### Materials provided

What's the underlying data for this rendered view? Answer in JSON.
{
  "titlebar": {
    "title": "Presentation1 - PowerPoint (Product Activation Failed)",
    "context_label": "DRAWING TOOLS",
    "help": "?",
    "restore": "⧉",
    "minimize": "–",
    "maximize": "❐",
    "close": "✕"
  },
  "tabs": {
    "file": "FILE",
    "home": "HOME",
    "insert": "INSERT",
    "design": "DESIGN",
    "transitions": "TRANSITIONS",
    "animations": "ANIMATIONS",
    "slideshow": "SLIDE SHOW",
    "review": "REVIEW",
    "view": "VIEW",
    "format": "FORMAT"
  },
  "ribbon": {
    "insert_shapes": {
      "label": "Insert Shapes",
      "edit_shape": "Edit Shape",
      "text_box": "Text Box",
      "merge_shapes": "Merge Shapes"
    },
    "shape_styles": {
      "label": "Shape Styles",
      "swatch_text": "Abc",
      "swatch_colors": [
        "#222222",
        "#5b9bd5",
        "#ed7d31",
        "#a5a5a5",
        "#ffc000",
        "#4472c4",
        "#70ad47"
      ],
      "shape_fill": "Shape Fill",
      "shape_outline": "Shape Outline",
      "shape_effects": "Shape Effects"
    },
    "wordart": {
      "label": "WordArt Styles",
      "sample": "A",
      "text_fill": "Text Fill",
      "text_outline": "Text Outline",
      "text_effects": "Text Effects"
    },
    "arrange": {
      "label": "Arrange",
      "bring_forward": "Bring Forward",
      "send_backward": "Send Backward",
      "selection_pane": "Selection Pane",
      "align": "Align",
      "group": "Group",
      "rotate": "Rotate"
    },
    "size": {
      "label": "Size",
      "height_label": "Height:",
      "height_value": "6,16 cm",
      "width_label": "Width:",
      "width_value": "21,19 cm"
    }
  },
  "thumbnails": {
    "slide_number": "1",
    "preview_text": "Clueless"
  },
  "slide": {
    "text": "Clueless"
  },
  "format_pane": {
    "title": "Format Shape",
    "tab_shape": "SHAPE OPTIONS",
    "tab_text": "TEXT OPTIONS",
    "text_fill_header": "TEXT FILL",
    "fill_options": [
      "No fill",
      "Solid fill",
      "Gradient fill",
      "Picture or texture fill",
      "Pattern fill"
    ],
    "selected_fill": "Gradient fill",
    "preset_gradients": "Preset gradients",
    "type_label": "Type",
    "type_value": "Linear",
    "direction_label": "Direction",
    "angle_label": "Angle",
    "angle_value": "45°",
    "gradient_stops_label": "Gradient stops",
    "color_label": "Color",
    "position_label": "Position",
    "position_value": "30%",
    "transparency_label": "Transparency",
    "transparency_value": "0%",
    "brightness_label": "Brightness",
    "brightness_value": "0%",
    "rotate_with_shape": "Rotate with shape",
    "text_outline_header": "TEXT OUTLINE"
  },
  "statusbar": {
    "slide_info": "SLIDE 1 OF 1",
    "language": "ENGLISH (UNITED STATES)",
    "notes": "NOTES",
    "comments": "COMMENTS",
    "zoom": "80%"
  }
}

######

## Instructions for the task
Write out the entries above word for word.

## Your response
What's the underlying data for this rendered view? Answer in JSON.
{
  "titlebar": {
    "title": "Presentation1 - PowerPoint (Product Activation Failed)",
    "context_label": "DRAWING TOOLS",
    "help": "?",
    "restore": "⧉",
    "minimize": "–",
    "maximize": "❐",
    "close": "✕"
  },
  "tabs": {
    "file": "FILE",
    "home": "HOME",
    "insert": "INSERT",
    "design": "DESIGN",
    "transitions": "TRANSITIONS",
    "animations": "ANIMATIONS",
    "slideshow": "SLIDE SHOW",
    "review": "REVIEW",
    "view": "VIEW",
    "format": "FORMAT"
  },
  "ribbon": {
    "insert_shapes": {
      "label": "Insert Shapes",
      "edit_shape": "Edit Shape",
      "text_box": "Text Box",
      "merge_shapes": "Merge Shapes"
    },
    "shape_styles": {
      "label": "Shape Styles",
      "swatch_text": "Abc",
      "swatch_colors": [
        "#222222",
        "#5b9bd5",
        "#ed7d31",
        "#a5a5a5",
        "#ffc000",
        "#4472c4",
        "#70ad47"
      ],
      "shape_fill": "Shape Fill",
      "shape_outline": "Shape Outline",
      "shape_effects": "Shape Effects"
    },
    "wordart": {
      "label": "WordArt Styles",
      "sample": "A",
      "text_fill": "Text Fill",
      "text_outline": "Text Outline",
      "text_effects": "Text Effects"
    },
    "arrange": {
      "label": "Arrange",
      "bring_forward": "Bring Forward",
      "send_backward": "Send Backward",
      "selection_pane": "Selection Pane",
      "align": "Align",
      "group": "Group",
      "rotate": "Rotate"
    },
    "size": {
      "label": "Size",
      "height_label": "Height:",
      "height_value": "6,16 cm",
      "width_label": "Width:",
      "width_value": "21,19 cm"
    }
  },
  "thumbnails": {
    "slide_number": "1",
    "preview_text": "Clueless"
  },
  "slide": {
    "text": "Clueless"
  },
  "format_pane": {
    "title": "Format Shape",
    "tab_shape": "SHAPE OPTIONS",
    "tab_text": "TEXT OPTIONS",
    "text_fill_header": "TEXT FILL",
    "fill_options": [
      "No fill",
      "Solid fill",
      "Gradient fill",
      "Picture or texture fill",
      "Pattern fill"
    ],
    "selected_fill": "Gradient fill",
    "preset_gradients": "Preset gradients",
    "type_label": "Type",
    "type_value": "Linear",
    "direction_label": "Direction",
    "angle_label": "Angle",
    "angle_value": "45°",
    "gradient_stops_label": "Gradient stops",
    "color_label": "Color",
    "position_label": "Position",
    "position_value": "30%",
    "transparency_label": "Transparency",
    "transparency_value": "0%",
    "brightness_label": "Brightness",
    "brightness_value": "0%",
    "rotate_with_shape": "Rotate with shape",
    "text_outline_header": "TEXT OUTLINE"
  },
  "statusbar": {
    "slide_info": "SLIDE 1 OF 1",
    "language": "ENGLISH (UNITED STATES)",
    "notes": "NOTES",
    "comments": "COMMENTS",
    "zoom": "80%"
  }
}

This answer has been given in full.